<>Advertiser Disclosure: BadCredit.org is a free online resource that offers valuable content and comparison services to users. To keep this resource 100% free, we receive compensation from many of the offers listed on the site. Along with key review factors, this compensation may impact how and where products appear across the site (including, for example, the order in which they appear). BadCredit.org does not include the entire universe of available offers. Editorial opinions expressed on the site are strictly our own and are not provided, endorsed, or approved by advertisers.
<>Cash Advance® is not a lender and does not engage in debt collection practices. Your lenders' collection practices will be disclosed to you in the loan documents. If you are unsure of the collection practices used by a specific lender, we recommend that you discuss this issue with your lender directly. Cash Advance® makes reasonable efforts to only work with established, reputable lenders who pursue collections of past due accounts with fair conduct and in compliance with the provisions of the Fair Debt Collection Practices Act by the Federal Trade Commission.
<>While a cash advance lender may only charge $15 for every $100 you borrow, that’s only for two weeks. If you don’t pay back the loan as well as interest and fees, you roll over the loan and then you’re responsible for paying the interest again. An interest rate of 15 percent for a two-week loan becomes an interest rate of 30 percent when you roll it over for a month. And if you extend the loan for a year and do the math, you end up with an annual percentage rate of almost 400 percent!
<>For most people, a cash advance (also known as a payday advance) is something associated with a credit card or other line of credit. Many credit card companies make it easy for customers to receive cash advances nearby by using their credit card at a local ATM. The problem with such tactics is that the costs of the advance can add up quickly and you might not even realize what all those costs are. You'll likely pay an ATM fee charged by the bank that runs the machine, and you might also pay a fee to the credit card company for taking the advance, along with finance charges and interest if you don't pay the money back before your next billing cycle. Some credit card companies charge interest on cash advances that is higher than the interest charged on regular balances, which can make for surprising increases in your total balance.

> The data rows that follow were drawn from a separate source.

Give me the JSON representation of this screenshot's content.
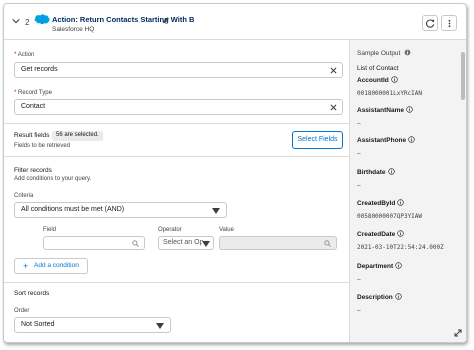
{
  "header": {
    "step_number": "2",
    "title": "Action: Return Contacts Starting With B",
    "subtitle": "Salesforce HQ"
  },
  "action": {
    "label": "Action",
    "required": "*",
    "value": "Get records"
  },
  "record_type": {
    "label": "Record Type",
    "required": "*",
    "value": "Contact"
  },
  "result_fields": {
    "title": "Result fields",
    "badge": "56 are selected.",
    "subtitle": "Fields to be retrieved",
    "button": "Select Fields"
  },
  "filter": {
    "title": "Filter records",
    "subtitle": "Add conditions to your query.",
    "criteria_label": "Criteria",
    "criteria_value": "All conditions must be met (AND)",
    "field_label": "Field",
    "operator_label": "Operator",
    "operator_value": "Select an Op",
    "value_label": "Value",
    "add_condition": "Add a condition"
  },
  "sort": {
    "title": "Sort records",
    "order_label": "Order",
    "order_value": "Not Sorted"
  },
  "sample_output": {
    "title": "Sample Output",
    "list_title": "List of Contact",
    "rows": [
      {
        "key": "AccountId",
        "value": "0018000001LxYRcIAN"
      },
      {
        "key": "AssistantName",
        "value": "–"
      },
      {
        "key": "AssistantPhone",
        "value": "–"
      },
      {
        "key": "Birthdate",
        "value": "–"
      },
      {
        "key": "CreatedById",
        "value": "00580000007QP3YIAW"
      },
      {
        "key": "CreatedDate",
        "value": "2021-03-10T22:54:24.000Z"
      },
      {
        "key": "Department",
        "value": "–"
      },
      {
        "key": "Description",
        "value": "–"
      }
    ]
  },
  "colors": {
    "brand_blue": "#0176d3",
    "title_navy": "#032d60",
    "salesforce_cloud": "#00a1e0"
  }
}
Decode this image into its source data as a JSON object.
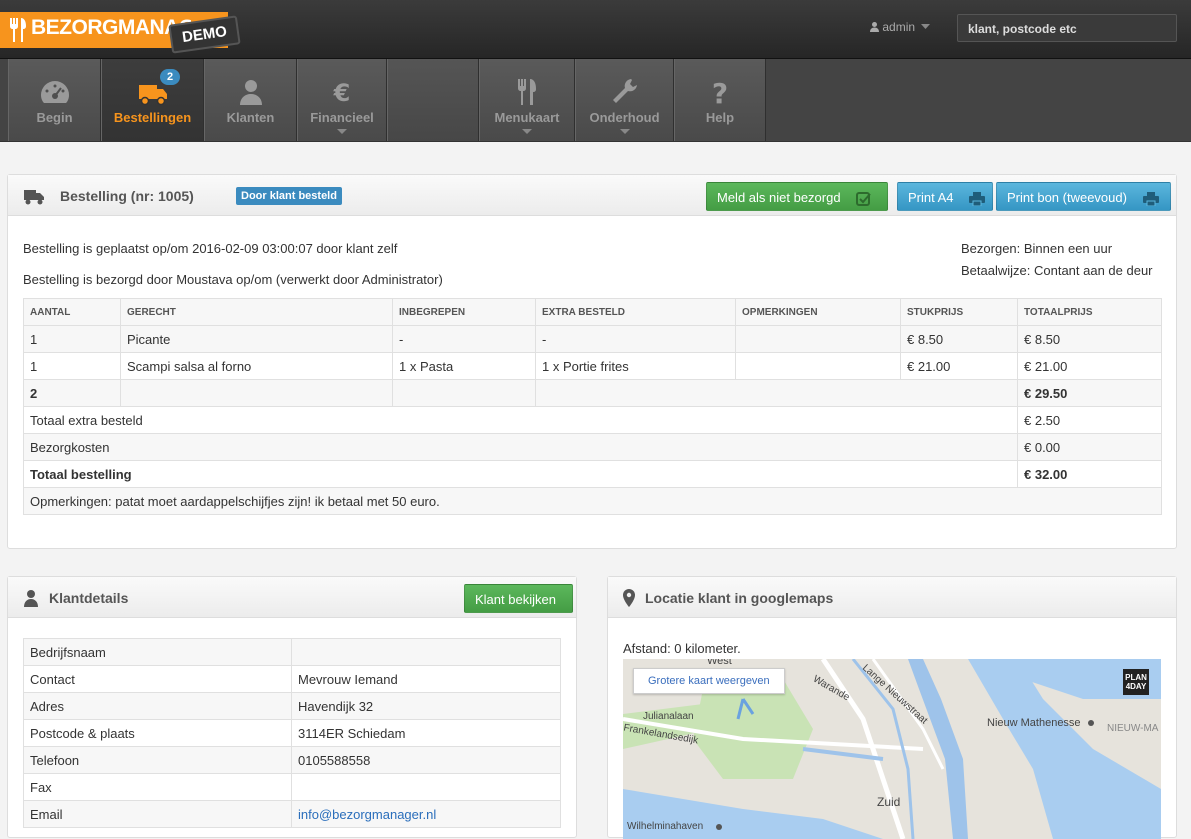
{
  "topbar": {
    "brand": "BEZORGMANAGER",
    "demo": "DEMO",
    "user": "admin",
    "search_placeholder": "klant, postcode etc"
  },
  "nav": {
    "items": [
      {
        "label": "Begin",
        "icon": "dashboard-icon"
      },
      {
        "label": "Bestellingen",
        "icon": "truck-icon",
        "badge": "2",
        "active": true
      },
      {
        "label": "Klanten",
        "icon": "user-icon"
      },
      {
        "label": "Financieel",
        "icon": "euro-icon"
      },
      {
        "label": "Menukaart",
        "icon": "cutlery-icon"
      },
      {
        "label": "Onderhoud",
        "icon": "wrench-icon"
      },
      {
        "label": "Help",
        "icon": "question-icon"
      }
    ]
  },
  "order": {
    "title": "Bestelling (nr: 1005)",
    "status_label": "Door klant besteld",
    "btn_not_delivered": "Meld als niet bezorgd",
    "btn_print_a4": "Print A4",
    "btn_print_receipt": "Print bon (tweevoud)",
    "placed_text": "Bestelling is geplaatst op/om 2016-02-09 03:00:07 door klant zelf",
    "delivered_text": "Bestelling is bezorgd door Moustava op/om (verwerkt door Administrator)",
    "delivery": "Bezorgen: Binnen een uur",
    "payment": "Betaalwijze: Contant aan de deur",
    "columns": [
      "AANTAL",
      "GERECHT",
      "INBEGREPEN",
      "EXTRA BESTELD",
      "OPMERKINGEN",
      "STUKPRIJS",
      "TOTAALPRIJS"
    ],
    "rows": [
      [
        "1",
        "Picante",
        "-",
        "-",
        "",
        "€ 8.50",
        "€ 8.50"
      ],
      [
        "1",
        "Scampi salsa al forno",
        "1 x Pasta",
        "1 x Portie frites",
        "",
        "€ 21.00",
        "€ 21.00"
      ]
    ],
    "subtotal_qty": "2",
    "subtotal": "€ 29.50",
    "extra_label": "Totaal extra besteld",
    "extra_value": "€ 2.50",
    "delivery_cost_label": "Bezorgkosten",
    "delivery_cost_value": "€ 0.00",
    "total_label": "Totaal bestelling",
    "total_value": "€ 32.00",
    "remarks": "Opmerkingen: patat moet aardappelschijfjes zijn! ik betaal met 50 euro."
  },
  "customer": {
    "title": "Klantdetails",
    "btn_view": "Klant bekijken",
    "rows": [
      {
        "label": "Bedrijfsnaam",
        "value": ""
      },
      {
        "label": "Contact",
        "value": "Mevrouw Iemand"
      },
      {
        "label": "Adres",
        "value": "Havendijk 32"
      },
      {
        "label": "Postcode & plaats",
        "value": "3114ER Schiedam"
      },
      {
        "label": "Telefoon",
        "value": "0105588558"
      },
      {
        "label": "Fax",
        "value": ""
      },
      {
        "label": "Email",
        "value": "info@bezorgmanager.nl"
      }
    ]
  },
  "map": {
    "title": "Locatie klant in googlemaps",
    "distance": "Afstand: 0 kilometer.",
    "btn_larger": "Grotere kaart weergeven",
    "labels": [
      "West",
      "Warande",
      "Lange Nieuwstraat",
      "Julianalaan",
      "Frankelandsedijk",
      "Nieuw Mathenesse",
      "NIEUW-MA",
      "Zuid",
      "Wilhelminahaven"
    ],
    "badge": "PLAN 4DAY"
  },
  "colors": {
    "accent": "#f7941d",
    "green": "#5cb85c",
    "blue": "#3b8bbf"
  }
}
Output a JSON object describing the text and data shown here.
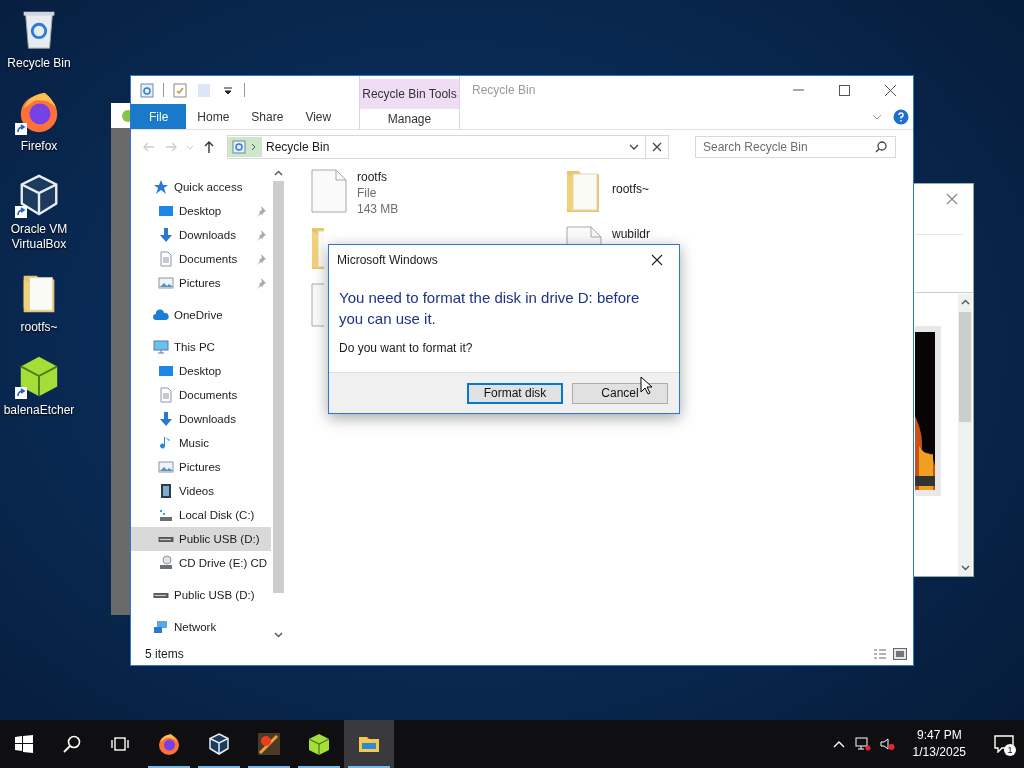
{
  "desktop_icons": [
    {
      "label": "Recycle Bin",
      "kind": "recycle-bin",
      "shortcut": false
    },
    {
      "label": "Firefox",
      "kind": "firefox",
      "shortcut": true
    },
    {
      "label": "Oracle VM VirtualBox",
      "kind": "virtualbox",
      "shortcut": true
    },
    {
      "label": "rootfs~",
      "kind": "folder",
      "shortcut": false
    },
    {
      "label": "balenaEtcher",
      "kind": "etcher",
      "shortcut": true
    }
  ],
  "explorer": {
    "title": "Recycle Bin",
    "ribbon_tabs": [
      {
        "label": "File",
        "kind": "file"
      },
      {
        "label": "Home",
        "kind": "tab"
      },
      {
        "label": "Share",
        "kind": "tab"
      },
      {
        "label": "View",
        "kind": "tab"
      }
    ],
    "contextual_group": {
      "title": "Recycle Bin Tools",
      "tabs": [
        "Manage"
      ]
    },
    "address": "Recycle Bin",
    "search": {
      "placeholder": "Search Recycle Bin"
    },
    "nav": [
      {
        "label": "Quick access",
        "kind": "star",
        "selected": false,
        "children": [
          {
            "label": "Desktop",
            "kind": "desktop",
            "selected": false,
            "pinned": true
          },
          {
            "label": "Downloads",
            "kind": "download",
            "selected": false,
            "pinned": true
          },
          {
            "label": "Documents",
            "kind": "document",
            "selected": false,
            "pinned": true
          },
          {
            "label": "Pictures",
            "kind": "pictures",
            "selected": false,
            "pinned": true
          }
        ]
      },
      {
        "label": "OneDrive",
        "kind": "cloud",
        "selected": false
      },
      {
        "label": "This PC",
        "kind": "pc",
        "selected": false,
        "children": [
          {
            "label": "Desktop",
            "kind": "desktop",
            "selected": false
          },
          {
            "label": "Documents",
            "kind": "document",
            "selected": false
          },
          {
            "label": "Downloads",
            "kind": "download",
            "selected": false
          },
          {
            "label": "Music",
            "kind": "music",
            "selected": false
          },
          {
            "label": "Pictures",
            "kind": "pictures",
            "selected": false
          },
          {
            "label": "Videos",
            "kind": "video",
            "selected": false
          },
          {
            "label": "Local Disk (C:)",
            "kind": "system-drive",
            "selected": false
          },
          {
            "label": "Public USB (D:)",
            "kind": "drive",
            "selected": true
          },
          {
            "label": "CD Drive (E:) CD",
            "kind": "cd",
            "selected": false
          }
        ]
      },
      {
        "label": "Public USB (D:)",
        "kind": "drive",
        "selected": false
      },
      {
        "label": "Network",
        "kind": "network",
        "selected": false
      }
    ],
    "files": [
      {
        "name": "rootfs",
        "type": "File",
        "size": "143 MB",
        "kind": "file"
      },
      {
        "name": "rootfs~",
        "kind": "folder"
      },
      {
        "kind": "folder"
      },
      {
        "name": "wubildr",
        "kind": "file"
      },
      {
        "kind": "file"
      }
    ],
    "status_bar": "5 items"
  },
  "dialog": {
    "title": "Microsoft Windows",
    "heading": "You need to format the disk in drive D: before you can use it.",
    "message": "Do you want to format it?",
    "buttons": [
      {
        "label": "Format disk",
        "kind": "default"
      },
      {
        "label": "Cancel",
        "kind": "normal"
      }
    ]
  },
  "taskbar": {
    "apps": [
      {
        "kind": "firefox",
        "selected": false
      },
      {
        "kind": "virtualbox",
        "selected": false
      },
      {
        "kind": "orange-app",
        "selected": false
      },
      {
        "kind": "etcher",
        "selected": false
      },
      {
        "kind": "explorer",
        "selected": true
      }
    ],
    "time": "9:47 PM",
    "date": "1/13/2025",
    "notifications": "1"
  }
}
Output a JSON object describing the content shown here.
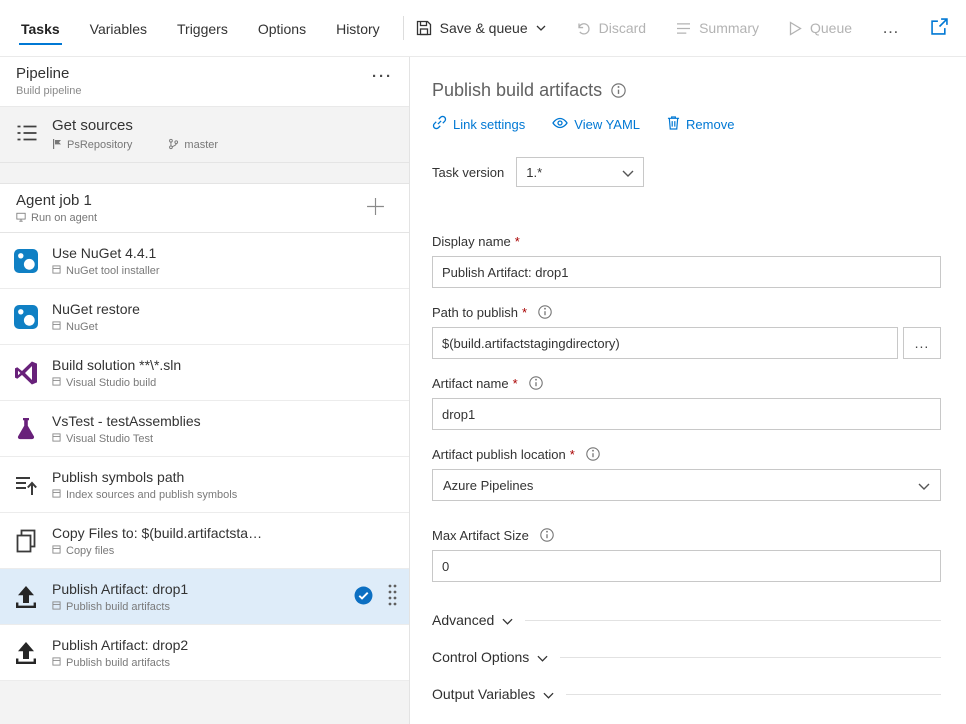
{
  "topbar": {
    "tabs": [
      "Tasks",
      "Variables",
      "Triggers",
      "Options",
      "History"
    ],
    "save_queue": "Save & queue",
    "discard": "Discard",
    "summary": "Summary",
    "queue": "Queue",
    "more": "…"
  },
  "left": {
    "pipeline": {
      "title": "Pipeline",
      "subtitle": "Build pipeline",
      "more": "···"
    },
    "get_sources": {
      "title": "Get sources",
      "repo": "PsRepository",
      "branch": "master"
    },
    "agent_job": {
      "title": "Agent job 1",
      "subtitle": "Run on agent"
    },
    "tasks": [
      {
        "title": "Use NuGet 4.4.1",
        "subtitle": "NuGet tool installer",
        "icon": "nuget"
      },
      {
        "title": "NuGet restore",
        "subtitle": "NuGet",
        "icon": "nuget"
      },
      {
        "title": "Build solution **\\*.sln",
        "subtitle": "Visual Studio build",
        "icon": "visual-studio"
      },
      {
        "title": "VsTest - testAssemblies",
        "subtitle": "Visual Studio Test",
        "icon": "test-flask"
      },
      {
        "title": "Publish symbols path",
        "subtitle": "Index sources and publish symbols",
        "icon": "symbols"
      },
      {
        "title": "Copy Files to: $(build.artifactsta…",
        "subtitle": "Copy files",
        "icon": "copy-files"
      },
      {
        "title": "Publish Artifact: drop1",
        "subtitle": "Publish build artifacts",
        "icon": "publish-artifact",
        "selected": true
      },
      {
        "title": "Publish Artifact: drop2",
        "subtitle": "Publish build artifacts",
        "icon": "publish-artifact"
      }
    ]
  },
  "detail": {
    "title": "Publish build artifacts",
    "links": {
      "link_settings": "Link settings",
      "view_yaml": "View YAML",
      "remove": "Remove"
    },
    "task_version": {
      "label": "Task version",
      "value": "1.*"
    },
    "required_marker": "*",
    "fields": {
      "display_name": {
        "label": "Display name",
        "value": "Publish Artifact: drop1"
      },
      "path_to_publish": {
        "label": "Path to publish",
        "value": "$(build.artifactstagingdirectory)",
        "browse": "..."
      },
      "artifact_name": {
        "label": "Artifact name",
        "value": "drop1"
      },
      "publish_location": {
        "label": "Artifact publish location",
        "value": "Azure Pipelines"
      },
      "max_artifact_size": {
        "label": "Max Artifact Size",
        "value": "0"
      }
    },
    "sections": [
      "Advanced",
      "Control Options",
      "Output Variables"
    ]
  },
  "colors": {
    "accent": "#0078d4",
    "selected_bg": "#deecf9",
    "required": "#a80000"
  }
}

<>As you can clearly notice, these criteria do not include high credit scores or any requirements for a security deposit, mortgaging your property or car. The reasons for such minimal requirements start with the legislative conditions for fast loans, where you are not required to have any collateral, or meet any other conditions not listed above. Such schemes allow people with limited financial means to obtain loans fast.
<>I was offer a loan in a text message and since my credit is bad. I call the number, I notice the heavy accent. But I continue talking. They knew so much about me (phone number, social security, bank routing and checking account). I continue talking. I wanted $2000 he said "No you can have $9000." I decline but he said my funds would be deposited a few hours later after they confirm my account. I immediately took the money out of my account. He calls me 1 hour later and demands my online banking user name!!! I told him I don't have one. So he demands my bank card number!!! I said "No way I would not give you that ever." So I wanted to see how far he would go and he say: "How can you be so stupid not to agree with us so you can get $5000 in your account?" So after that I say "Forget it" and I hanged up.
<>In summary, taking a cash advance on your credit card means taking on a very expensive short-term loan. This is almost never a good idea, so consider all other options before using a cash advance. It’s also important to take the fact that you’re thinking about using a cash advance as a sign that your finances need some fine-tuning. You don’t want to end up in this situation again!
<>If you feel you have been the victim of a loan scam please contact the Federal Trade Commission at 1-877-FTC-HELP (382-4357) or online at www.ftc.gov; or contact the Consumer Financial Protection Bureau (855) 411-CFPB (2372) or online at www.consumerfinance.gov. Because the scammers have access to bank account information and social security numbers, victims should consider themselves victims of identity theft and take appropriate precautions. The Federal Trade Commission has information for victims of identity theft available online at www.ftc.gov.
<>There are a variety of loan types available to you with Snappy Payday Loans. The following are some of the more common types of loan products offered: Payday Loans, Installment Loans, Lines of Credit, Revolving Credit Plans. Once you select the state you reside in, you will be notified of the type of loan products available. As always, please review your loan documents carefully before you sign to ensure you understand the type of loan and terms being offered. Loans types and terms will vary by state law.
×

Need emergency money? Watch the video below to learn how a cash advance payday loans works and just
how quickly you can get the money you need. It worked for me - it can work for you,too!

CLICK HERE For Fast Cash....